Every legendary muscle car brand gets its start somewhere. We all know the names. In 1964, Ford took a Fairlane, crammed a 427 V8 under the hood, and created the drag racer known as the Thunderbolt. The guys over at Chrysler gave the fabled 300 Series a 375 horsepower Hemi back n the late 1950s. For General Motors, the honor goes to the 1961 Chevrolet Impala SS 409. This was the first car Chevrolet gave its infamous Super Sport moniker. For $53.80, the SS package could be applied to any Impala that rolled down the assembly line. Heck, even the Beach Boys wrote a song about its fabled 409 engine.
“With all the new versions of Detroit cars being introduced this summer, a lot of car enthusiasts might think that Chevrolet’s new Super Sport falls into this classification. To be truthful, however, the SS package is a kit for the Impala, and Chevrolet is quite accurate in calling it so. But don’t misunderstand the work “kit”, as I did until I sat behind the wheel of a new Super Sport. This SS had a four-speed transmission, and when I floored it in second I got the impression that Chevrolet had made a mistake in labeling this car a Super anything—they should have called it the Incredible Impala!” Bob Ames, Motor Trend Magazine, June 1961
1961 ushered in new styling for the Impala. Gone were the fins that defined styling of the 1950s. Gone were the sweeping rooflines that were a fixture of the previous generation. The Impala was now sleeker and a little more subtle in design. That doesn’t mean this new car lacked clever styling cues or didn’t look the part of a muscle car. Nothing could be further from the truth. This new Impala looked as good if not better than anything rolling out of Detroit in 1961.
Drivers who checked off RPO code 240 for the Super Sport package in 1961 got a lot of performance upgrades for their money. For starters, there is special SS trim work, spinner wheel covers, and sintered iron brake linings. Inside, there is a padded dashboard with grab bar, 7,000 rpm Sun tachometer, and standard luxury items such as foam cushioned seats, extra-long armrests, and fingertip door releases. However, what most drivers wanted in the SS was lurking under the hood. Drivers could get a 348 cubic-inch V8 with horsepower ranging from 305 to 350 horsepower. However, those that wanted the real deal opted for the 409 cubic-inch V8 powerhouse.
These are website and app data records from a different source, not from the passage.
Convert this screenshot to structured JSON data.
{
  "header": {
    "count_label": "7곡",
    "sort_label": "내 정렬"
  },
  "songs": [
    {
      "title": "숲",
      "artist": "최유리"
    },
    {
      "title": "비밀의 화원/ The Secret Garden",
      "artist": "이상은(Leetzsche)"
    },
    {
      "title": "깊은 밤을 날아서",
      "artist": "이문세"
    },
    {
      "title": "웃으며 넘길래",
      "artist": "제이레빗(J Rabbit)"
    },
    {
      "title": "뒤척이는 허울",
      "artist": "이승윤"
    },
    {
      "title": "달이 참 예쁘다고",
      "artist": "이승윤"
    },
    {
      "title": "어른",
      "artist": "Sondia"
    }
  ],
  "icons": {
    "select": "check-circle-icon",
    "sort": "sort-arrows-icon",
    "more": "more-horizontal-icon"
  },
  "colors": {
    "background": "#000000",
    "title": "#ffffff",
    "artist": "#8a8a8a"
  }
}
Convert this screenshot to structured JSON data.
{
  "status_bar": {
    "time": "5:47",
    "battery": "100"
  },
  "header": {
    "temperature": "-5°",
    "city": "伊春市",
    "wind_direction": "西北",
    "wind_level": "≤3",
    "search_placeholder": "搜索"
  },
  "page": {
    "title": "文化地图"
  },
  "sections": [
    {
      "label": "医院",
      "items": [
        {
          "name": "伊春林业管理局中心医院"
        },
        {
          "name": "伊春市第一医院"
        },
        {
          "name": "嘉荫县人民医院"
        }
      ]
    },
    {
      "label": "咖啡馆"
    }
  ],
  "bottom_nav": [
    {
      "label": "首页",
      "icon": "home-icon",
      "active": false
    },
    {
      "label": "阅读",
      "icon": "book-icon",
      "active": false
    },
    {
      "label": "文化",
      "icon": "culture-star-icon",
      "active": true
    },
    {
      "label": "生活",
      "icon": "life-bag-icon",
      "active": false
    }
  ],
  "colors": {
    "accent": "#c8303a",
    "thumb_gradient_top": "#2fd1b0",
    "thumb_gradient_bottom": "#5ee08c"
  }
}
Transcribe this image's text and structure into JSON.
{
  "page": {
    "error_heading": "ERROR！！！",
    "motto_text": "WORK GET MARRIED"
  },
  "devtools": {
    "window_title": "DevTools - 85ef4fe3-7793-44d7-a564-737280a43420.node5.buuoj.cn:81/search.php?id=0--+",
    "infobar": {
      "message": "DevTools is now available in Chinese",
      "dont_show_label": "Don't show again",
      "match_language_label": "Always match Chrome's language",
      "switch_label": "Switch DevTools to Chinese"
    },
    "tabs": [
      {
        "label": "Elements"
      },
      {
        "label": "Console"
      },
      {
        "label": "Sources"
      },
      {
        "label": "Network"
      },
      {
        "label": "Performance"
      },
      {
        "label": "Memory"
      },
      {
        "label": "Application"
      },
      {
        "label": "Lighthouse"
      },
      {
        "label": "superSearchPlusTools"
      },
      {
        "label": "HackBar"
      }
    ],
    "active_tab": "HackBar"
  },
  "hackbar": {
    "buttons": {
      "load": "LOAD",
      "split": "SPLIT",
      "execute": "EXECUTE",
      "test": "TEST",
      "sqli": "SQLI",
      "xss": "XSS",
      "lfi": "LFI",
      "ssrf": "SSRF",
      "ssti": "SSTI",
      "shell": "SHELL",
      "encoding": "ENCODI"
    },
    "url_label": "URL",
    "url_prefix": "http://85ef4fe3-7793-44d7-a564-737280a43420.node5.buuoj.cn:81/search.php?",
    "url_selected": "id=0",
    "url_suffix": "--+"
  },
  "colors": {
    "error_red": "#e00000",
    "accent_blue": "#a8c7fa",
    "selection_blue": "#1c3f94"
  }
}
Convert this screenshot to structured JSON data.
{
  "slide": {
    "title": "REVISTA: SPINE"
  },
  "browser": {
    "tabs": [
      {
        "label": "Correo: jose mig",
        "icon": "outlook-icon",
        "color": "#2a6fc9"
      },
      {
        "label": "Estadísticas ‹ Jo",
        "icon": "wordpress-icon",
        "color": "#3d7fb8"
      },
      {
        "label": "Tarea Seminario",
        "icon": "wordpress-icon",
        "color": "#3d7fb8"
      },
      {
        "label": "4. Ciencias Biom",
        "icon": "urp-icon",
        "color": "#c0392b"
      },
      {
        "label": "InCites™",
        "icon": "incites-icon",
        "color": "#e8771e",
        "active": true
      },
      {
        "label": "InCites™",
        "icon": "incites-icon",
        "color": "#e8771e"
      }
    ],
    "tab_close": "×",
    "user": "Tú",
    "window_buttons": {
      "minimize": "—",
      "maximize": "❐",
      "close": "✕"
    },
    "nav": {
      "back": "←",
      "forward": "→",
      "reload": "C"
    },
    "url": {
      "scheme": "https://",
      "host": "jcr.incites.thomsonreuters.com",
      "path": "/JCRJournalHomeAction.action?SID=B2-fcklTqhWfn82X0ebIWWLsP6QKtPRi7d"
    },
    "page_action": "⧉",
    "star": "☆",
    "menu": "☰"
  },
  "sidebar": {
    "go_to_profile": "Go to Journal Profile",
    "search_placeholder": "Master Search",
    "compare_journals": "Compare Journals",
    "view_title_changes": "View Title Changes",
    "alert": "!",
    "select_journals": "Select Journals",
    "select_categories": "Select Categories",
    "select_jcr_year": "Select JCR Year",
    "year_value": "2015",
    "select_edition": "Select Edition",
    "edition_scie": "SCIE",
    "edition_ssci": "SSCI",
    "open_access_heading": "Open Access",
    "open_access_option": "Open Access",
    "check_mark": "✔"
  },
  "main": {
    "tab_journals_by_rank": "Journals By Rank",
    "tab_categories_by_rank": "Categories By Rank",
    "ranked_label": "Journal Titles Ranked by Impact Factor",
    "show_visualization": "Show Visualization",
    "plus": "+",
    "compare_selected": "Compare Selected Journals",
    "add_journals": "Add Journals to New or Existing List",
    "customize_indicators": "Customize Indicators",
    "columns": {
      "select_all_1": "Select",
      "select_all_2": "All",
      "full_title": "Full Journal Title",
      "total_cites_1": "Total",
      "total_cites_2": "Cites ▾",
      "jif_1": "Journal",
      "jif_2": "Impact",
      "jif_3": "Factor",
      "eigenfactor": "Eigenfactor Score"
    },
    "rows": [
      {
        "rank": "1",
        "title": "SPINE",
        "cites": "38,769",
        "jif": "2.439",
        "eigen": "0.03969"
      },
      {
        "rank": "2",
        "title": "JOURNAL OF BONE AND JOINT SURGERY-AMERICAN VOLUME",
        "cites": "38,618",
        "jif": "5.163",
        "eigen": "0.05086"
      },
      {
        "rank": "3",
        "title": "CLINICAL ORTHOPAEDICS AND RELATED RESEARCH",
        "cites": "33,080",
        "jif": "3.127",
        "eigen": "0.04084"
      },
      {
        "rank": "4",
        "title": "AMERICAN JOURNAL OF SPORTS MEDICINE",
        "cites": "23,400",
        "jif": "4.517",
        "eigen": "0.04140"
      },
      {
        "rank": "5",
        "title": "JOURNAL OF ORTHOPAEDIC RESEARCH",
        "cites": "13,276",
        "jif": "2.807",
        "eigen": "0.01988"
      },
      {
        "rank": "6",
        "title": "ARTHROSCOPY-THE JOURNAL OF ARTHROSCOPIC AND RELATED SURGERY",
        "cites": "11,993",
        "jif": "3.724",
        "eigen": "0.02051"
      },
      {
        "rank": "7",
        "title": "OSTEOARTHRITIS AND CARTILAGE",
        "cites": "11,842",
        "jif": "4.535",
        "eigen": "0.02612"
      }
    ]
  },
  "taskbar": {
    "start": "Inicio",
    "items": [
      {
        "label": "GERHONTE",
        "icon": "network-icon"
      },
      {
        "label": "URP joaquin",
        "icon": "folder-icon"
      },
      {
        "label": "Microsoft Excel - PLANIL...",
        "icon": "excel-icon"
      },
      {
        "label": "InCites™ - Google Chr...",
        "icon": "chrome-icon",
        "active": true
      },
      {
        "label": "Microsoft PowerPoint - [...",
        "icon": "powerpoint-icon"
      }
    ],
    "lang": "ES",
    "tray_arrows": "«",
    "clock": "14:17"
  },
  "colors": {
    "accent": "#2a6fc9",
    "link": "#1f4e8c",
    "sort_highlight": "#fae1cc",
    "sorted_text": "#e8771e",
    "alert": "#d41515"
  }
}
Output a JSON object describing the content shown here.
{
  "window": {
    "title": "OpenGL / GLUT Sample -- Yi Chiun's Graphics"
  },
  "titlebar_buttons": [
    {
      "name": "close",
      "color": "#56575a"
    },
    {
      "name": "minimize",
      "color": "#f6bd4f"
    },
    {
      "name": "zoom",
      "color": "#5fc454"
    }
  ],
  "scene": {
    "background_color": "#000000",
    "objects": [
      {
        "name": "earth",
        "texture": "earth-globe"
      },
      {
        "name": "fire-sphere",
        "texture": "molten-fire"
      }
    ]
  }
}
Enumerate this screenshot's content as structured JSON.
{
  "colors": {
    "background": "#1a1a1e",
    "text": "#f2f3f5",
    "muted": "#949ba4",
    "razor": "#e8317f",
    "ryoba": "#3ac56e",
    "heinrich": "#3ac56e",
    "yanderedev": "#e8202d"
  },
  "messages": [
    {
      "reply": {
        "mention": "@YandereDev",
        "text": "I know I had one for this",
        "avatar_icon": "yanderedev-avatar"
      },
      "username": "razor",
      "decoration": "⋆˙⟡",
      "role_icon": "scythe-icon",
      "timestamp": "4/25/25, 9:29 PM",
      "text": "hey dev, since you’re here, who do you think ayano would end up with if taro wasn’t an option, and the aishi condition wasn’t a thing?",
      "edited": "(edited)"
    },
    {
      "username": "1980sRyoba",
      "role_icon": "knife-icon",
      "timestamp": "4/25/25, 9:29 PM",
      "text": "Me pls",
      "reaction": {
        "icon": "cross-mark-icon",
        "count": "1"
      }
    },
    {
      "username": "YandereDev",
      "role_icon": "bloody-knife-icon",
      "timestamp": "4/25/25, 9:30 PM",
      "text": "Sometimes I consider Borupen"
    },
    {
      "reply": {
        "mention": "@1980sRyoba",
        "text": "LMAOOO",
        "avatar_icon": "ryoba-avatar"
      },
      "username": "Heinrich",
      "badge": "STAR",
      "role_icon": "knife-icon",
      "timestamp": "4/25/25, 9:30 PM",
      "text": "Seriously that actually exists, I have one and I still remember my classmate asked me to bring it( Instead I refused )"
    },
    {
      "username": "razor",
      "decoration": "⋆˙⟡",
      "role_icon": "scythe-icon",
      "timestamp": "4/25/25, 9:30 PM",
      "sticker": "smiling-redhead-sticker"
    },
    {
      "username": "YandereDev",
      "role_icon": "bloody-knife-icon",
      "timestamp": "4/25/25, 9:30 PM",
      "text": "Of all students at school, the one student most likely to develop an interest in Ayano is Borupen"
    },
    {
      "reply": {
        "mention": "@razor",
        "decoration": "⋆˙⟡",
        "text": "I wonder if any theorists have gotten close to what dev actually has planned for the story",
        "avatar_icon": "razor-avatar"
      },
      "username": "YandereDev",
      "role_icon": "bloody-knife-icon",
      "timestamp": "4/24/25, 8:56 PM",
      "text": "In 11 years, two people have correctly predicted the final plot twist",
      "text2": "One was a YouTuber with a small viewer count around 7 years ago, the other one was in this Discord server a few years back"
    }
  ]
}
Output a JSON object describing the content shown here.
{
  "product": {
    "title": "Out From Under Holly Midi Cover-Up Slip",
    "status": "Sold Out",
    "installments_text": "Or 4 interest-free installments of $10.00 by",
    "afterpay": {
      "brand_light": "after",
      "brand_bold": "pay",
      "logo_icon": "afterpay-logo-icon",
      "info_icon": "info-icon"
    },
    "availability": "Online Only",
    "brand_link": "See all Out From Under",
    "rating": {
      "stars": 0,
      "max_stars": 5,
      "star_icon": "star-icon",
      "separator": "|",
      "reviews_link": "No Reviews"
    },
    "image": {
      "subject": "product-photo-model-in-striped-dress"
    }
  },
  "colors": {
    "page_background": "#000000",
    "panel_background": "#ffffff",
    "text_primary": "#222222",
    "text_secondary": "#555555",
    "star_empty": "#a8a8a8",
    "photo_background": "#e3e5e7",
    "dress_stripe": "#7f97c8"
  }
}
The 409 was a bored and stroked version of Chevrolet’s 348 V8 engine. It was rated at 360 horsepower and had a 11.25:1 compression ratio. Maximum torque was a massive 409 foot pounds. This brute, also known as the Turbo-Fire 409 came with a single Carter 4-barrel carburetor, aluminum intake, and solid lifter camshaft. The heads and engine block were crafted from cast-iron. Pistons were made from forged aluminum. Make no mistake, this engine was tuned for performance and speed.
Chevrolet also gave the Impala SS some unique features not offered on other Impalas. Narrow-band 14×8 whitewall tires were exclusive to the SS. In order for the SS to handle and corner like a true muscle car, heavy duty shocks and springs were installed underneath. Also, features such as a chrome shift housing for the 4-speed shifter and tachometer mounted to the steering column are a nice touch.
So, how well did the Impala SS 409 perform at the strip? In their September 1961 edition, Motor Trend tested the SS 409 with a 3.36 and 4.56 rear axle ratio. The 3.36 equipped car could run from 0-60 in 7.8 seconds and sprint the quarter mile in 15.31 seconds running 94 mph. The car with the 4.56 rear axle was quite a bit faster. It could dash from 0-60 in 7 seconds and complete the quarter mile in 14.02 seconds running 98 mph.
To give you a perspective on the rarity of the 409, you have to look at the production numbers. Chevrolet built approximately 491,000 Impalas in 1961. A mere 453 were Super Sports and only 142 of those were equipped with the 409. This car was an instant collectible the year it was built. No wonder prices for these needles in a haystack can top $200,000. Even though the SS package was available on any Impala, including sedans and wagons, it is believed that none of these were fitted with the package. Buyers of a 1961 Impala SS should be extra careful when purchasing one of these rare beasts. Cloning an SS is not that difficult so finding a car with the original window sticker or build sheet is essential.
Many Chevys over the years have worn an SS badge. However, it seems the one that gets the most attention and recognition is the Impala. It’s the original, the one where it all started, and the one collectors have an obsession for acquiring. The moniker is so synonymous with performance that for 2014, Chevrolet is introducing a model strictly called SS. It appears the SS name is not going away anytime soon.